“The easement was a tool for our family succession planning,” Craig said. “We are thankful for the opportunity to continue agriculture in the Gallatin Valley.”

“The Bos family is so passionate about this land and passing their legacy onto the next generation of Bos farmers,” said GVLT Lands Program Manager Chad Klinkenborg. “The agricultural, scenic, wildlife, and historical values that dominate the Gooch Hill area are unparalleled in the Gallatin Valley. Conserving the working farms that remain is a tangible way to honor this landscape’s rich agricultural heritage while guiding sustainable development and shaping our valley’s future.”

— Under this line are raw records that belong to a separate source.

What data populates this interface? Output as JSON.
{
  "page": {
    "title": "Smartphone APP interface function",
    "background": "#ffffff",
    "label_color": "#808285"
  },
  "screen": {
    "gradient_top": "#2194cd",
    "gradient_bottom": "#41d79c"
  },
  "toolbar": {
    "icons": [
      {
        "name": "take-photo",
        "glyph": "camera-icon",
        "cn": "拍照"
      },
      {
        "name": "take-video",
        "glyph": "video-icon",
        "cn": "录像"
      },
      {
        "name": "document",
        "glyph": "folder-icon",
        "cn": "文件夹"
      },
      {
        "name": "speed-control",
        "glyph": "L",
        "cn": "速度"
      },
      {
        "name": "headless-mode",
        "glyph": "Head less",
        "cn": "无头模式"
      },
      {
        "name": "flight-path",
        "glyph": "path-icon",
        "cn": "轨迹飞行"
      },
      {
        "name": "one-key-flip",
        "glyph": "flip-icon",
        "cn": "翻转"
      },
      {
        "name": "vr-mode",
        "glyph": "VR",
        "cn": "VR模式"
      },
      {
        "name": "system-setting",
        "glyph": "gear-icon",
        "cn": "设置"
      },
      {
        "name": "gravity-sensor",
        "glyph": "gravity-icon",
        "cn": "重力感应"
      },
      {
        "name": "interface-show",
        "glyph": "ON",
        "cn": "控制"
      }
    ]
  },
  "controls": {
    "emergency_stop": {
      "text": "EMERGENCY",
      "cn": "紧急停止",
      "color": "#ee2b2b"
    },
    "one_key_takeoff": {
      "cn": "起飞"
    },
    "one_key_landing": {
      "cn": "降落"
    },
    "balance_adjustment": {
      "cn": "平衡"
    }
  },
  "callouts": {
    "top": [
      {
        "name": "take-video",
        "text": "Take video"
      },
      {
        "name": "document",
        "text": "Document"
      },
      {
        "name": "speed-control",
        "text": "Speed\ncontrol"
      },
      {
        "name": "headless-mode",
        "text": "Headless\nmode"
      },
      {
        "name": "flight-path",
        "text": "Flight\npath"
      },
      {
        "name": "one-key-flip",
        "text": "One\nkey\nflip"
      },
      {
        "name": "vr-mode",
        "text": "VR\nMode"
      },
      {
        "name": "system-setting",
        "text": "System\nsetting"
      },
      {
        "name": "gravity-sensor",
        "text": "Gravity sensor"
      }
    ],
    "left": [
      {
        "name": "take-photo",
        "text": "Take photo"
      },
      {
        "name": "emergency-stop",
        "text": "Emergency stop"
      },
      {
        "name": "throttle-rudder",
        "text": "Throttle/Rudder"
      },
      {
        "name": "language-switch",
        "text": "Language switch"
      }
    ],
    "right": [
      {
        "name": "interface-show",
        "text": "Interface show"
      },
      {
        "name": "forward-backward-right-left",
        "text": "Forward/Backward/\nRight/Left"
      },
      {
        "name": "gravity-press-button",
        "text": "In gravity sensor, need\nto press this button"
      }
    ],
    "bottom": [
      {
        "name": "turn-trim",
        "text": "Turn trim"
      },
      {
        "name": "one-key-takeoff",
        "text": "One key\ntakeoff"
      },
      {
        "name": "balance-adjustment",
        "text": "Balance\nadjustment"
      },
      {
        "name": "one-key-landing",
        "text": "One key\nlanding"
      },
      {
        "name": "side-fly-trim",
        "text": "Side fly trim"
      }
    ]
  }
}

Within a four-and-half mile radius of Bos Hay and Grain, there are 16 additional easements, held by both Montana Land Reliance and GVLT, totaling 3,400 acres permanently protected under conservation easement deeds. This increasing network of protected lands on Gooch Hill serves to maintain the scenic agricultural and open-space landscapes specific to Gallatin County and greater southwest Montana. The public will forever enjoy the scenic open-space value of the Bos Hay & Grain Conservation Easement from Gooch Hill, Johnson, Enders, South 19th, Bozeman, and Cottonwood Roads.

“I’m only a steward of the land for a little while,” Ron said. “Then the next generation comes along.”

The Bos Hay & Grain project represents GVLT’s 122nd overall for a grand total of 52,208 acres conserved. GVLT would like to extend deepest gratitude to the Bos family for their conservation vision and dedication to preserving agricultural land.

 

What is a conservation easement? The Gallatin Valley Land Trust (GVLT) partners with private landowners to conserve working farms and ranches, fish and wildlife habitat, open landsand scenic views.  To protect these special places, GVLT uses conservation easements, which are voluntary agreements with landowners that limit development on a property while keeping it in private ownership.  Each easement is tailored to the specific property and runs with the title of the land in perpetuity. GVLT is responsible for upholding the easement’s terms.  Because a conservation easement limits development rights and therefore decreases the value of the land, landowners may be eligible to write off the difference as a charitable donation. In some cases, landowners receive financial compensation for a portion of the value of the conservation easement.  The public benefits from the protection of conservation values such as prime agricultural soils, wildlife habitat, river corridors and the overall character of our region.

About Gallatin Valley Land Trust

Gallatin Valley Land Trust connects people, communities, and open lands through conservation of working farms and ranches, healthy rivers, and wildlife habitat, and the creation of trails in the Montana headwaters of the Missouri and Upper Yellowstone Rivers. For more information, visit www.gvlt.org.